This three-dimensional platform gives everyone from architects and engineers to builders and other contractors a broad view of a building plan that includes detailed information and analytical tools.  
 
It has made planning, building and managing sites—including a structure’s infrastructure, such as HVAC and electrical systems—so much easier. Best of all, it helps building specialists to identify potential pitfalls before they occur, saving time and money. 
 
At Quinn Evans Architects, we are no strangers to the power of BIM, and rely on it for many of our projects. But when it came to using it for historic sites, we envisioned a whole new way to do that. See, many of our clients are historic sites that are governed by unique rules, and could largely benefit from the intel that BIM provides. 
 

You can imagine the rules and minute details we are faced with when considering upgrades, additions and maintenance to some of our nation’s prized historical landmarks. When we work at these sites, we need to know more than building plans and equipment placement. We need to understand details about historic building materials that may be required to be held intact or completely replaced due to health and safety reasons. Everything done on a historic site is not only about making it useful now—it’s about respecting the historical integrity of the space for the future.  
 
Having worked with clients in the historic preservation for 30 years, we are very familiar with the demands and requirements these sites must meet. We knew that if we could leverage BIM and tailor it to this field, it would be a goldmine. 
 
Could a single data source save time and money…all while preventing irreversible, catastrophic errors and maintain the historic integrity of a landmark? Could it be rolled out for all landmarks, perhaps linking data to view history in a completely new way?  

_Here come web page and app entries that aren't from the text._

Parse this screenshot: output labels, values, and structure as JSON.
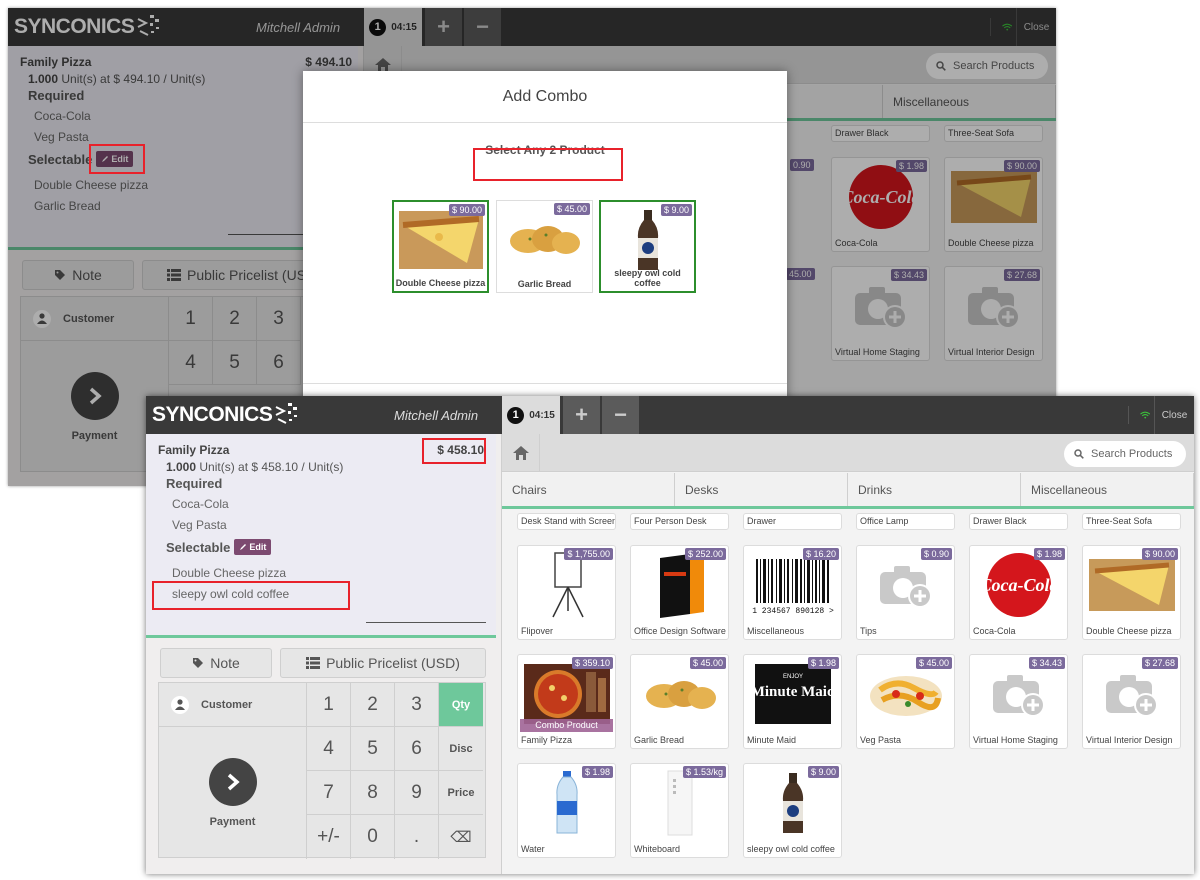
{
  "brand": "SYNCONICS",
  "user": "Mitchell Admin",
  "order_tab": {
    "number": "1",
    "time": "04:15"
  },
  "tab_plus": "+",
  "tab_minus": "−",
  "close_label": "Close",
  "search_placeholder": "Search Products",
  "categories": [
    "Chairs",
    "Desks",
    "Drinks",
    "Miscellaneous"
  ],
  "controls": {
    "note": "Note",
    "pricelist": "Public Pricelist (USD)",
    "pricelist_cut": "Public Pricelist (US",
    "customer": "Customer",
    "payment": "Payment"
  },
  "keys": [
    "1",
    "2",
    "3",
    "Qty",
    "4",
    "5",
    "6",
    "Disc",
    "7",
    "8",
    "9",
    "Price",
    "+/-",
    "0",
    ".",
    "⌫"
  ],
  "screen1": {
    "order": {
      "name": "Family Pizza",
      "price": "$ 494.10",
      "qty": "1.000",
      "unit_text": "Unit(s) at $ 494.10 / Unit(s)",
      "required": "Required",
      "req_items": [
        "Coca-Cola",
        "Veg Pasta"
      ],
      "selectable": "Selectable",
      "edit": "Edit",
      "sel_items": [
        "Double Cheese pizza",
        "Garlic Bread"
      ]
    },
    "modal": {
      "title": "Add Combo",
      "subtitle": "Select Any 2 Product",
      "items": [
        {
          "name": "Double Cheese pizza",
          "price": "$ 90.00",
          "selected": true
        },
        {
          "name": "Garlic Bread",
          "price": "$ 45.00",
          "selected": false
        },
        {
          "name": "sleepy owl cold coffee",
          "price": "$ 9.00",
          "selected": true
        }
      ]
    },
    "bg_cards": [
      {
        "name": "Drawer Black",
        "price": ""
      },
      {
        "name": "Three-Seat Sofa",
        "price": ""
      },
      {
        "name": "Coca-Cola",
        "price": "$ 1.98"
      },
      {
        "name": "Double Cheese pizza",
        "price": "$ 90.00"
      },
      {
        "name": "Virtual Home Staging",
        "price": "$ 34.43"
      },
      {
        "name": "Virtual Interior Design",
        "price": "$ 27.68"
      }
    ],
    "partial_prices": [
      "0.90",
      "45.00"
    ]
  },
  "screen2": {
    "order": {
      "name": "Family Pizza",
      "price": "$ 458.10",
      "qty": "1.000",
      "unit_text": "Unit(s) at $ 458.10 / Unit(s)",
      "required": "Required",
      "req_items": [
        "Coca-Cola",
        "Veg Pasta"
      ],
      "selectable": "Selectable",
      "edit": "Edit",
      "sel_items": [
        "Double Cheese pizza",
        "sleepy owl cold coffee"
      ]
    },
    "top_row": [
      "Desk Stand with Screen",
      "Four Person Desk",
      "Drawer",
      "Office Lamp",
      "Drawer Black",
      "Three-Seat Sofa"
    ],
    "products": [
      {
        "name": "Flipover",
        "price": "$ 1,755.00",
        "img": "flipchart"
      },
      {
        "name": "Office Design Software",
        "price": "$ 252.00",
        "img": "software"
      },
      {
        "name": "Miscellaneous",
        "price": "$ 16.20",
        "img": "barcode",
        "barcode_text": "1 234567 890128 >"
      },
      {
        "name": "Tips",
        "price": "$ 0.90",
        "img": "camera"
      },
      {
        "name": "Coca-Cola",
        "price": "$ 1.98",
        "img": "coke"
      },
      {
        "name": "Double Cheese pizza",
        "price": "$ 90.00",
        "img": "pizza"
      },
      {
        "name": "Family Pizza",
        "price": "$ 359.10",
        "img": "familypizza",
        "tag": "Combo Product"
      },
      {
        "name": "Garlic Bread",
        "price": "$ 45.00",
        "img": "bread"
      },
      {
        "name": "Minute Maid",
        "price": "$ 1.98",
        "img": "minutemaid",
        "logo_small": "ENJOY",
        "logo_big": "Minute Maid"
      },
      {
        "name": "Veg Pasta",
        "price": "$ 45.00",
        "img": "pasta"
      },
      {
        "name": "Virtual Home Staging",
        "price": "$ 34.43",
        "img": "camera"
      },
      {
        "name": "Virtual Interior Design",
        "price": "$ 27.68",
        "img": "camera"
      },
      {
        "name": "Water",
        "price": "$ 1.98",
        "img": "water"
      },
      {
        "name": "Whiteboard",
        "price": "$ 1.53/kg",
        "img": "whiteboard"
      },
      {
        "name": "sleepy owl cold coffee",
        "price": "$ 9.00",
        "img": "coffee"
      }
    ]
  },
  "colors": {
    "topbar": "#393939",
    "accent": "#6ec89b",
    "price_badge": "#7b6a9c",
    "edit": "#7c4a70",
    "highlight": "#e8222b",
    "selected": "#2c8e2c"
  }
}
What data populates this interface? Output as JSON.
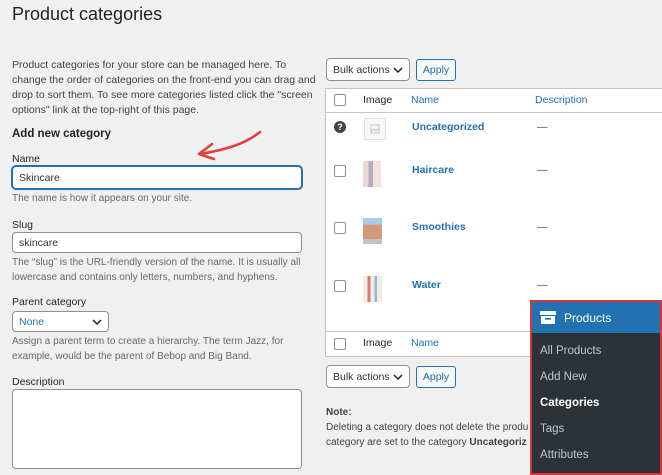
{
  "page": {
    "title": "Product categories"
  },
  "form": {
    "intro": "Product categories for your store can be managed here. To change the order of categories on the front-end you can drag and drop to sort them. To see more categories listed click the \"screen options\" link at the top-right of this page.",
    "section_title": "Add new category",
    "name_label": "Name",
    "name_value": "Skincare",
    "name_help": "The name is how it appears on your site.",
    "slug_label": "Slug",
    "slug_value": "skincare",
    "slug_help": "The “slug” is the URL-friendly version of the name. It is usually all lowercase and contains only letters, numbers, and hyphens.",
    "parent_label": "Parent category",
    "parent_value": "None",
    "parent_help": "Assign a parent term to create a hierarchy. The term Jazz, for example, would be the parent of Bebop and Big Band.",
    "description_label": "Description",
    "description_value": ""
  },
  "bulk": {
    "select_label": "Bulk actions",
    "apply_label": "Apply"
  },
  "table": {
    "headers": {
      "image": "Image",
      "name": "Name",
      "description": "Description"
    },
    "rows": [
      {
        "name": "Uncategorized",
        "description": "—",
        "thumb": "placeholder"
      },
      {
        "name": "Haircare",
        "description": "—",
        "thumb": "haircare"
      },
      {
        "name": "Smoothies",
        "description": "—",
        "thumb": "smoothies"
      },
      {
        "name": "Water",
        "description": "—",
        "thumb": "water"
      }
    ]
  },
  "note": {
    "title": "Note:",
    "text_line1": "Deleting a category does not delete the produ",
    "text_line2_prefix": "category are set to the category ",
    "text_line2_bold": "Uncategoriz"
  },
  "menu": {
    "title": "Products",
    "items": [
      {
        "label": "All Products",
        "active": false
      },
      {
        "label": "Add New",
        "active": false
      },
      {
        "label": "Categories",
        "active": true
      },
      {
        "label": "Tags",
        "active": false
      },
      {
        "label": "Attributes",
        "active": false
      }
    ]
  },
  "colors": {
    "accent": "#2271b1",
    "highlight_border": "#d63638",
    "arrow": "#e2403a",
    "menu_bg": "#2c3338"
  },
  "icons": [
    "help-icon",
    "image-placeholder-icon",
    "chevron-down-icon",
    "archive-box-icon",
    "red-arrow-annotation"
  ]
}
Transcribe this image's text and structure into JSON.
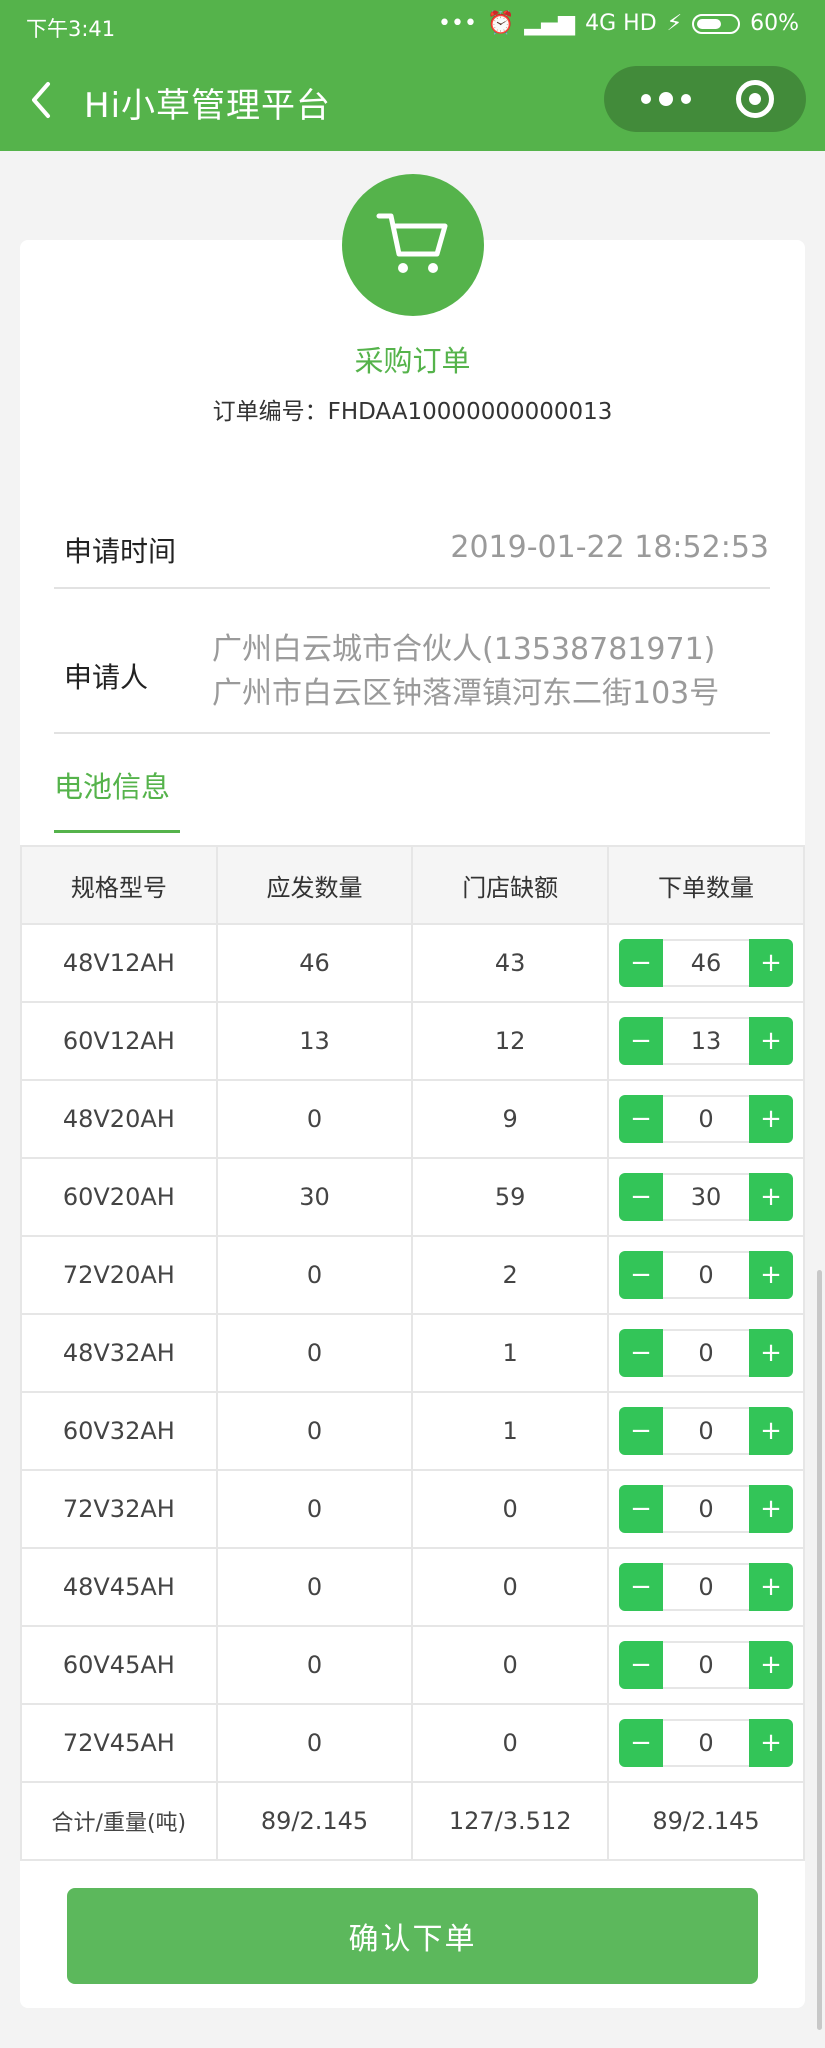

Using BIM to Preserve History

We came up with the concept for HBIM (Historic Building Information Management) in 2013. Soon after, the Quinn Evans team went to work creating the system with collaborators at George Washington’s Mount Vernon Plantation and conducted a pilot study within the next year. After successfully implementing it at Mount Vernon, President George Washington’s iconic 21-room Virginia mansion and 500-acre estate in Virginia, we are confident that HBIM is an effective tool that has the capability to revolutionize a niche market.  
 
The layer of history that goes into understanding these sites is massive. Large amounts of historical data may be digitalized now, but may be also housed in numerous locations without a single point of access. Being able to access, harness and manipulate this information at a moment’s notice—the same way architects can using ordinary BIM data from newer buildings—is an incredible asset to professionals, property stewards—and even to visitors of historic sites. 
 
The HBIM platform offers peace of mind to make sure the most critical information is accessible. It can specify how preservation activities comply with applicable regulations and therefore avoid costly compliance issues. And it offers a better visual on how prospective changes will impact other areas of the building.  

HBIM in Practice

Here are two ways HBIM could be used: 

  • Architects and landmark stewards can gain perspective and valuable insights on planning and maintenance from a BIM interface similar to the one they’re already using. For example, they may be able to restore a part of the structure knowing what type of wood was used in the past, and adding reclaimed wood of the same type and era, so it remains more historically true.
  • Visitors to historic spots could use a screen and selected data from HBIM to learn more about details of a site.

The valuable information accessed by the HBIM interface can guide strategic planning decisions today and be useful in future applications. It’s something we’re proud to be unveiling to the world. And we are equally excited to see all of the innovative ways in which it will be used. 
 
Contact me at asteele@quinnevans.com, to check out a demo of HBIM and see how we already have used this ground-breaking platform.  
 
Download the guide here.